The process of expansion, specialization and professionalization of stock farming has been going on for decades, nothing new under the sun. Way into the seventies, the animal feed was delivered to the farms with a straight bulk truck with two or three axles. When the farms expanded, the dry bulk haulers also increased in size and weight.
For the time being though, they won’t get any bigger than this immaculate rig, as they’ve reached the Dutch national weight limit of 50 metric tons.
One major advantage of visiting a truck show is that you can take as many pictures as you want without, shall we say, raising suspicion. I caught this splendid Volvo-Welgro combination at the recently held 2019 edition of the WSI XXL show and I came home with so many (detail) pictures, I could probably write its manual.
Anyway, let’s start at the front, with the tractor unit: a 2018 Volvo FH Globetrotter 4×2.
The Volvo is powered by a 12.8 liter, inline-six engine. Its maximum power output is 420 DIN-hp, as it says on both sides.
The diesel fuel has to meet the EN 590 standards. Nothing special or a type of fuel that is hard to get, it has been the norm throughout Europe for many years now.
The cab suspension, rear right side.
Now to the business end, a 2013 Welgro dry bulk tanker with three axles. Welgro (short for the Wellink family from Groenlo, the Netherlands) was founded in the late sixties, the company is fully specialized in building bulk tankers for transporting animal feed.
De Valk (The Falcon) Wekerom is the name of the feed mill.
This falcon tells us that the rig’s payload capacity is around 70,500 lbs (“32 tons of quality!”).

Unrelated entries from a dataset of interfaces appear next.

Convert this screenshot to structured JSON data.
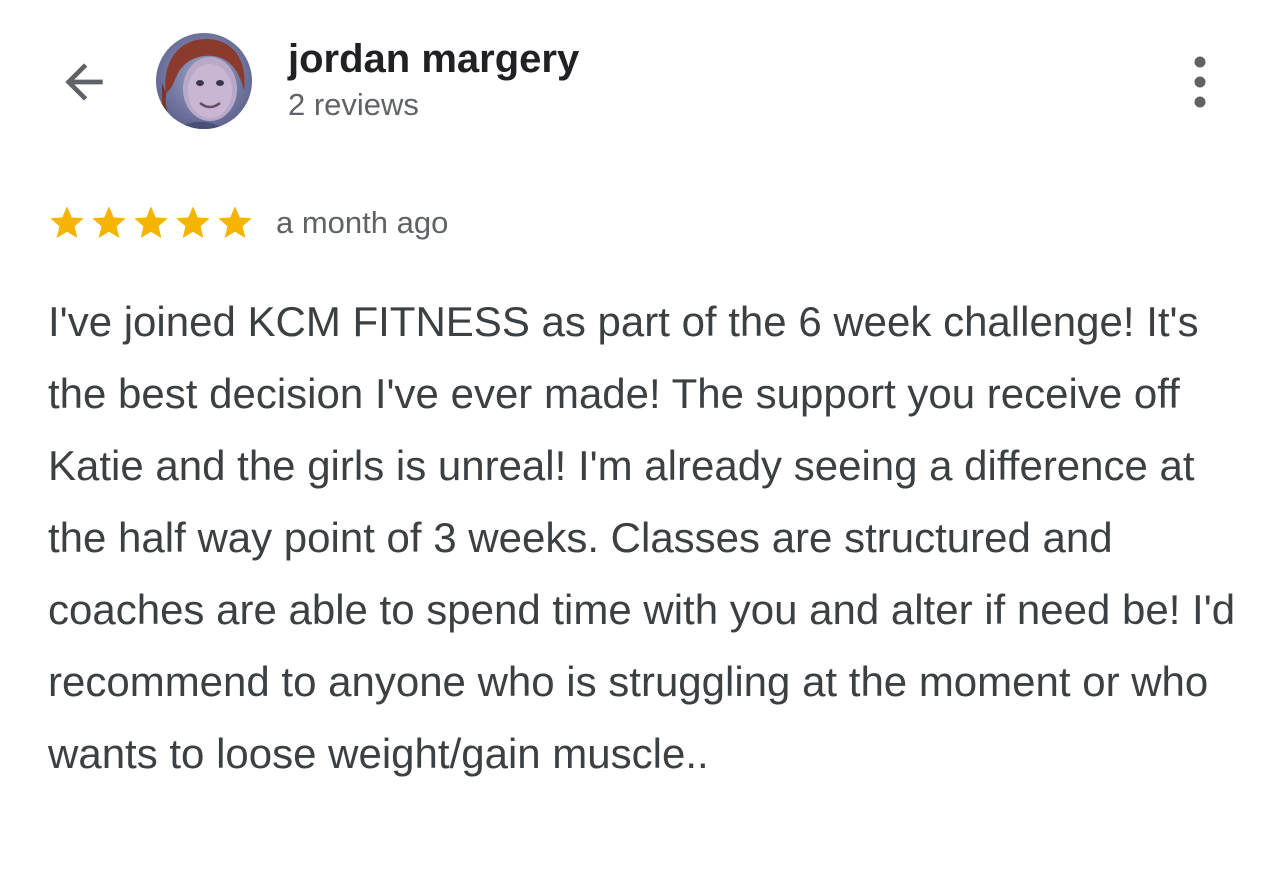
{
  "reviewer": {
    "name": "jordan margery",
    "reviews_count": "2 reviews"
  },
  "review": {
    "rating": 5,
    "max_rating": 5,
    "time": "a month ago",
    "text": "I've joined KCM FITNESS as part of the 6 week challenge! It's the best decision I've ever made! The support you receive off Katie and the girls is unreal! I'm already seeing a difference at the half way point of 3 weeks. Classes are structured and coaches are able to spend time with you and alter if need be! I'd recommend to anyone who is struggling at the moment or who wants to loose weight/gain muscle.."
  },
  "icons": {
    "back": "arrow-back-icon",
    "more": "more-vert-icon",
    "star": "star-icon"
  },
  "colors": {
    "star": "#f4b400",
    "name": "#202124",
    "secondary_text": "#5f6368",
    "body_text": "#3c4043"
  }
}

The semi-trailer’s second and third axle are steering axles. They’re not there for bragging rights or to add complexity, the steering axles are a necessity for driving on the generally narrow rural roads, with many tight turns, that lead to the farms and for maneuvering on the farm yards. That is, without damaging the pavement (public roads and farm yards), roadsides, tires and suspension parts.
Here’s where the mechanical steering system starts to work, at the fifth-wheel coupling. A plate with a kingpin, turntable and a wedge is locked into the fifth-wheel coupling; then a sliding bar that goes through the steering wing. There’s another, smaller turntable on top of the wing.
On the left in this picture, the outer end of the steering wing on the semi-trailer’s left side. A long rod on both sides connects the wing to the second axle unit. When the tractor turns, the rods pull on one side and push on the other side.
The rod on the left side ends here.
On the right side of the semi-trailer, another rod connects the second axle unit to the third to make it steer too.
A proven and highly effective system that has been produced for many, many years.
The turntable of the second axle unit.
Ditto, third axle unit.
Loading the tank from above is quite easy, the animal feed goes down through a whole series of hatches (not visible in the picture) with the help of gravity.
The walkway alongside the hatches.
For reasons of safety and convenience, there’s a collapsible railing, pushed up and pulled down by this telescopic cylinder.
The tank is divided in multiple compartments, so that it can be loaded with different types of animal feed.
Now to the unloading process, more technology is needed. This is the PTO-driven air blower installation on the right side of the tractor’s frame.
Then the air flows from the tractor to the semi-trailer.
The tank compartments are kept under pressure from above…
….while the animal feed is literally blown out through this piping system.
Dicht (closed) to the left, Open (which speaks for itself) to the right.
The whole unloading process is operated from the unit in this casing at the back.
The hoses, the connection between the semi-trailer and the silo at the farm, are kept in here.
Another casing for all kinds of equipment and tools needed for the job.
A rear view backup camera, no frivolous luxury, I’d say.
The (un)loading process, old-fashioned style.
Mien leste, it says on the Volvo’s sun visor. That’s local dialect for Mijn laatste. My last one, in plain English. Something is telling me that a very skilled, experienced and professional truck driver is not too far away from his retirement…Till then, keep on trucking!